Grimsby and the railway.

Yesterday I made mention of how the railway line we had travelled over from Newark on Trent to Grimsby had missed the Beeching axe back in the 1960’s. A bit of internet research revealed that since it’s inception back in the 1890’s it has been a very important freight line which has kept it open until today.

The Great Central Railway had utilised the line for the coal trade from South Yorkshire and East Midlands collieries and steel from Scunthorpe mills.The fish trade out of Grimsby would have also been very important before road transport killed this mode of transportation. Later the deep port of Immingham came into being which is still used for the petroleum industry. We did actually pass a tanker train heading back to Immingham with empty tankers.

Barnetby Junction is extraordinary in that it is a large railway junction seemingly out in the middle of nowhere. In the past it did however serve the local village which had a Malt Kiln and the large rural community in transporting cattle. A lot of the old sidings are still in place with two storing old BOC  Liquid Nitrogen tankers. These have been in storage so long that tree’s have grown up between the tankers and will need felling before any of these can move again. The whole junction is dotted with old semaphore signals some of which are still in use.

Our class 153 railcar from Newark North Gate to Grimsby was already full when we left Newark but this service was obviously the local village school run because we stopped at several small stations which looked very much as they would have 50 or 60 years ago. At these rural outposts we picked up more children who eventually alighted at Lincoln.

The return journey was more enjoyable as we travelled on a 3 car class 185 where there were more seats available. This time we travelled on a different line from Barnetby junction which took us to Doncaster where we changed trains for Peterborough. Travelling over this whole section of the British rail network was very interesting especially where the track work was still in the old 60 feet lengths and we got the old clickety clack of the wheels that would have been familiar to train travellers before long length rail was invented.
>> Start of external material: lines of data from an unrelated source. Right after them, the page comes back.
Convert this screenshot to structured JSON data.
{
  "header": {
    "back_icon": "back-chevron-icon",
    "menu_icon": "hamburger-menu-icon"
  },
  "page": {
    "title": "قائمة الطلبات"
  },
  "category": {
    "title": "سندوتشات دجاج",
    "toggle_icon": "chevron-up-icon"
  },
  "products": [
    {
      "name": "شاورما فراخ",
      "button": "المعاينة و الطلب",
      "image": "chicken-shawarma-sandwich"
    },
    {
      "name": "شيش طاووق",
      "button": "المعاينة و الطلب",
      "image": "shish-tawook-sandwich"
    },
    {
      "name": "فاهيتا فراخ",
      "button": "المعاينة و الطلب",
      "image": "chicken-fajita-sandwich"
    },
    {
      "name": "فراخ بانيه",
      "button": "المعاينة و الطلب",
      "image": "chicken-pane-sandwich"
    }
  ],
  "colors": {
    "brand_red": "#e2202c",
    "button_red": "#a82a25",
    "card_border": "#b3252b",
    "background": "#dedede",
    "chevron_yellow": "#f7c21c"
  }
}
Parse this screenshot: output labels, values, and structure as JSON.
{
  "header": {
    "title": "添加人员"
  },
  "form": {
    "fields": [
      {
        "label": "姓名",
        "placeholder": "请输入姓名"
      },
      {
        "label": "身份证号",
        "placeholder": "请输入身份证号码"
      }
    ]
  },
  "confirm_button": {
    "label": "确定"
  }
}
With the original station buildings and line side effects it was a bit like a time warp.


Paul (from Waterway Routes) said...

They are 60 foot lengths - and counting the number of joints in 36 seconds gives your speed in mph.

Derek and Dot said...

Thanks for that Paul, alteration to blog has now been made.